DATASET EXTRACT

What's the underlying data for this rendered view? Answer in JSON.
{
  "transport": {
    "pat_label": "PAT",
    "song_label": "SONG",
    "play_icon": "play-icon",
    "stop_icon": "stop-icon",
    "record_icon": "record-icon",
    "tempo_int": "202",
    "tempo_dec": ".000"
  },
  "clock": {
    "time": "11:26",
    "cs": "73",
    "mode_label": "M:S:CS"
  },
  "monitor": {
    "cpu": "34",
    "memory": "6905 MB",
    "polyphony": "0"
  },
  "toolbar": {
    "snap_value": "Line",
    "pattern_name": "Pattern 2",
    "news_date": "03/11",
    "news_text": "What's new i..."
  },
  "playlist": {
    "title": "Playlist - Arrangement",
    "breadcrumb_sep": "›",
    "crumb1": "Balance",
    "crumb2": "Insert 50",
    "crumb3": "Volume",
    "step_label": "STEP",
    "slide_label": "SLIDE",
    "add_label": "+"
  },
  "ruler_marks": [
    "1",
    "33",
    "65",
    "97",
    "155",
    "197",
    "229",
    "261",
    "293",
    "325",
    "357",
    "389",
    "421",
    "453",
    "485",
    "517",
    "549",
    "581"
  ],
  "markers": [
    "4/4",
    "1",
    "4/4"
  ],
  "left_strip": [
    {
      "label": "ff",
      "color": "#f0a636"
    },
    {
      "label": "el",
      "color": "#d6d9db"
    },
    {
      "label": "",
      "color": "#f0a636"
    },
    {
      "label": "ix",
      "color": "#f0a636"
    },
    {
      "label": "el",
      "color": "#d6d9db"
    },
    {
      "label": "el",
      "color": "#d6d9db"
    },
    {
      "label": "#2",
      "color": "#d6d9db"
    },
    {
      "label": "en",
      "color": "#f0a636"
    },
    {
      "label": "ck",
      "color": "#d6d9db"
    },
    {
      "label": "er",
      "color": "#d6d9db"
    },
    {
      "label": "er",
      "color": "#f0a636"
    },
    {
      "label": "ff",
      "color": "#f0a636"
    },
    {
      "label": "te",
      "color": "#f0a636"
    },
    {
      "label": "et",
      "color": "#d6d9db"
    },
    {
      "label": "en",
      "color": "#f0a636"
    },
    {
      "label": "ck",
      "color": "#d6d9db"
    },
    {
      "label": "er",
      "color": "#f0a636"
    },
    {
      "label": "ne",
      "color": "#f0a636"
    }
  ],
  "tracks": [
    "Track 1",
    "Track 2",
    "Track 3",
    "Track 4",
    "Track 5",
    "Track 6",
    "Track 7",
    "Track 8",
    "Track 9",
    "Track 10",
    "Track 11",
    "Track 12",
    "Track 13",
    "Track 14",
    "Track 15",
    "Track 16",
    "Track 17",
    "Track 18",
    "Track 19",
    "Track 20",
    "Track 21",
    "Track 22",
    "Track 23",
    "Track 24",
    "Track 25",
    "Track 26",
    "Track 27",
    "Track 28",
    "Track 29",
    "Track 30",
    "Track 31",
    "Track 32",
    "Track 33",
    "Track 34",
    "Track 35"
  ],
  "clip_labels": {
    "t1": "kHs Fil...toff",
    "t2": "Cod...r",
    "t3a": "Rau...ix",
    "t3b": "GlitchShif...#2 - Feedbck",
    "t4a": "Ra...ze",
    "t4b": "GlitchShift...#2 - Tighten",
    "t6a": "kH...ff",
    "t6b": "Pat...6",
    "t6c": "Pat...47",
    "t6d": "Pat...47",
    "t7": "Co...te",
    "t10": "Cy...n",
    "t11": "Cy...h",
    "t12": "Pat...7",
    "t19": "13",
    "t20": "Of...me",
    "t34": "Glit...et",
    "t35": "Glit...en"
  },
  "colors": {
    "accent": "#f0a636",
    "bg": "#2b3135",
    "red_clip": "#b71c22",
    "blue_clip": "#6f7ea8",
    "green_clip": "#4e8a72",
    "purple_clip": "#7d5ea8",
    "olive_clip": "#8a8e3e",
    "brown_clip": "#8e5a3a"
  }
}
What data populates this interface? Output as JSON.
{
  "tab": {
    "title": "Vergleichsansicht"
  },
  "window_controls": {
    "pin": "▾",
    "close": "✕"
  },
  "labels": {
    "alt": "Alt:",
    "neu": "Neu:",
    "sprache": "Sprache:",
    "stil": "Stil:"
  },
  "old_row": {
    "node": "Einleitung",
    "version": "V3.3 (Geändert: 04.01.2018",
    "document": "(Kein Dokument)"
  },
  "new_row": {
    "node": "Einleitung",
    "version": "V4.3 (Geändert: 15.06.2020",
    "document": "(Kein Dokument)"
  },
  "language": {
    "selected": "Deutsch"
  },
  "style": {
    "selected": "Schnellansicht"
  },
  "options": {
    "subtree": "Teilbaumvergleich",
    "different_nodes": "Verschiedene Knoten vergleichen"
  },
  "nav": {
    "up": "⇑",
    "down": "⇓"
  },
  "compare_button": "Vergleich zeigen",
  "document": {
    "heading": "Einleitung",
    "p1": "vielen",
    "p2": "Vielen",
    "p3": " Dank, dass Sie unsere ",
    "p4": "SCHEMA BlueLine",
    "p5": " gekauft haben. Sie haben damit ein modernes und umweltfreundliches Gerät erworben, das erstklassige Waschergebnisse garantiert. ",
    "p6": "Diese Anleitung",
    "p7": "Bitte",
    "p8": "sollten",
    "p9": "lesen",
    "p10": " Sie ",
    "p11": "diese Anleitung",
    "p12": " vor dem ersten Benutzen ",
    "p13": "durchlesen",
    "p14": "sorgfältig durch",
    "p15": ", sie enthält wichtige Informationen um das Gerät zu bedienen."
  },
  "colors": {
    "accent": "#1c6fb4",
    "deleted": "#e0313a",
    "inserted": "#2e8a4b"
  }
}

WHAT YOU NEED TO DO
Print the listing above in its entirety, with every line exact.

SOLUTION FOR THIS EXERCISE
What's the underlying data for this rendered view? Answer in JSON.
{
  "transport": {
    "pat_label": "PAT",
    "song_label": "SONG",
    "play_icon": "play-icon",
    "stop_icon": "stop-icon",
    "record_icon": "record-icon",
    "tempo_int": "202",
    "tempo_dec": ".000"
  },
  "clock": {
    "time": "11:26",
    "cs": "73",
    "mode_label": "M:S:CS"
  },
  "monitor": {
    "cpu": "34",
    "memory": "6905 MB",
    "polyphony": "0"
  },
  "toolbar": {
    "snap_value": "Line",
    "pattern_name": "Pattern 2",
    "news_date": "03/11",
    "news_text": "What's new i..."
  },
  "playlist": {
    "title": "Playlist - Arrangement",
    "breadcrumb_sep": "›",
    "crumb1": "Balance",
    "crumb2": "Insert 50",
    "crumb3": "Volume",
    "step_label": "STEP",
    "slide_label": "SLIDE",
    "add_label": "+"
  },
  "ruler_marks": [
    "1",
    "33",
    "65",
    "97",
    "155",
    "197",
    "229",
    "261",
    "293",
    "325",
    "357",
    "389",
    "421",
    "453",
    "485",
    "517",
    "549",
    "581"
  ],
  "markers": [
    "4/4",
    "1",
    "4/4"
  ],
  "left_strip": [
    {
      "label": "ff",
      "color": "#f0a636"
    },
    {
      "label": "el",
      "color": "#d6d9db"
    },
    {
      "label": "",
      "color": "#f0a636"
    },
    {
      "label": "ix",
      "color": "#f0a636"
    },
    {
      "label": "el",
      "color": "#d6d9db"
    },
    {
      "label": "el",
      "color": "#d6d9db"
    },
    {
      "label": "#2",
      "color": "#d6d9db"
    },
    {
      "label": "en",
      "color": "#f0a636"
    },
    {
      "label": "ck",
      "color": "#d6d9db"
    },
    {
      "label": "er",
      "color": "#d6d9db"
    },
    {
      "label": "er",
      "color": "#f0a636"
    },
    {
      "label": "ff",
      "color": "#f0a636"
    },
    {
      "label": "te",
      "color": "#f0a636"
    },
    {
      "label": "et",
      "color": "#d6d9db"
    },
    {
      "label": "en",
      "color": "#f0a636"
    },
    {
      "label": "ck",
      "color": "#d6d9db"
    },
    {
      "label": "er",
      "color": "#f0a636"
    },
    {
      "label": "ne",
      "color": "#f0a636"
    }
  ],
  "tracks": [
    "Track 1",
    "Track 2",
    "Track 3",
    "Track 4",
    "Track 5",
    "Track 6",
    "Track 7",
    "Track 8",
    "Track 9",
    "Track 10",
    "Track 11",
    "Track 12",
    "Track 13",
    "Track 14",
    "Track 15",
    "Track 16",
    "Track 17",
    "Track 18",
    "Track 19",
    "Track 20",
    "Track 21",
    "Track 22",
    "Track 23",
    "Track 24",
    "Track 25",
    "Track 26",
    "Track 27",
    "Track 28",
    "Track 29",
    "Track 30",
    "Track 31",
    "Track 32",
    "Track 33",
    "Track 34",
    "Track 35"
  ],
  "clip_labels": {
    "t1": "kHs Fil...toff",
    "t2": "Cod...r",
    "t3a": "Rau...ix",
    "t3b": "GlitchShif...#2 - Feedbck",
    "t4a": "Ra...ze",
    "t4b": "GlitchShift...#2 - Tighten",
    "t6a": "kH...ff",
    "t6b": "Pat...6",
    "t6c": "Pat...47",
    "t6d": "Pat...47",
    "t7": "Co...te",
    "t10": "Cy...n",
    "t11": "Cy...h",
    "t12": "Pat...7",
    "t19": "13",
    "t20": "Of...me",
    "t34": "Glit...et",
    "t35": "Glit...en"
  },
  "colors": {
    "accent": "#f0a636",
    "bg": "#2b3135",
    "red_clip": "#b71c22",
    "blue_clip": "#6f7ea8",
    "green_clip": "#4e8a72",
    "purple_clip": "#7d5ea8",
    "olive_clip": "#8a8e3e",
    "brown_clip": "#8e5a3a"
  }
}
What data populates this interface? Output as JSON.
{
  "tab": {
    "title": "Vergleichsansicht"
  },
  "window_controls": {
    "pin": "▾",
    "close": "✕"
  },
  "labels": {
    "alt": "Alt:",
    "neu": "Neu:",
    "sprache": "Sprache:",
    "stil": "Stil:"
  },
  "old_row": {
    "node": "Einleitung",
    "version": "V3.3 (Geändert: 04.01.2018",
    "document": "(Kein Dokument)"
  },
  "new_row": {
    "node": "Einleitung",
    "version": "V4.3 (Geändert: 15.06.2020",
    "document": "(Kein Dokument)"
  },
  "language": {
    "selected": "Deutsch"
  },
  "style": {
    "selected": "Schnellansicht"
  },
  "options": {
    "subtree": "Teilbaumvergleich",
    "different_nodes": "Verschiedene Knoten vergleichen"
  },
  "nav": {
    "up": "⇑",
    "down": "⇓"
  },
  "compare_button": "Vergleich zeigen",
  "document": {
    "heading": "Einleitung",
    "p1": "vielen",
    "p2": "Vielen",
    "p3": " Dank, dass Sie unsere ",
    "p4": "SCHEMA BlueLine",
    "p5": " gekauft haben. Sie haben damit ein modernes und umweltfreundliches Gerät erworben, das erstklassige Waschergebnisse garantiert. ",
    "p6": "Diese Anleitung",
    "p7": "Bitte",
    "p8": "sollten",
    "p9": "lesen",
    "p10": " Sie ",
    "p11": "diese Anleitung",
    "p12": " vor dem ersten Benutzen ",
    "p13": "durchlesen",
    "p14": "sorgfältig durch",
    "p15": ", sie enthält wichtige Informationen um das Gerät zu bedienen."
  },
  "colors": {
    "accent": "#1c6fb4",
    "deleted": "#e0313a",
    "inserted": "#2e8a4b"
  }
}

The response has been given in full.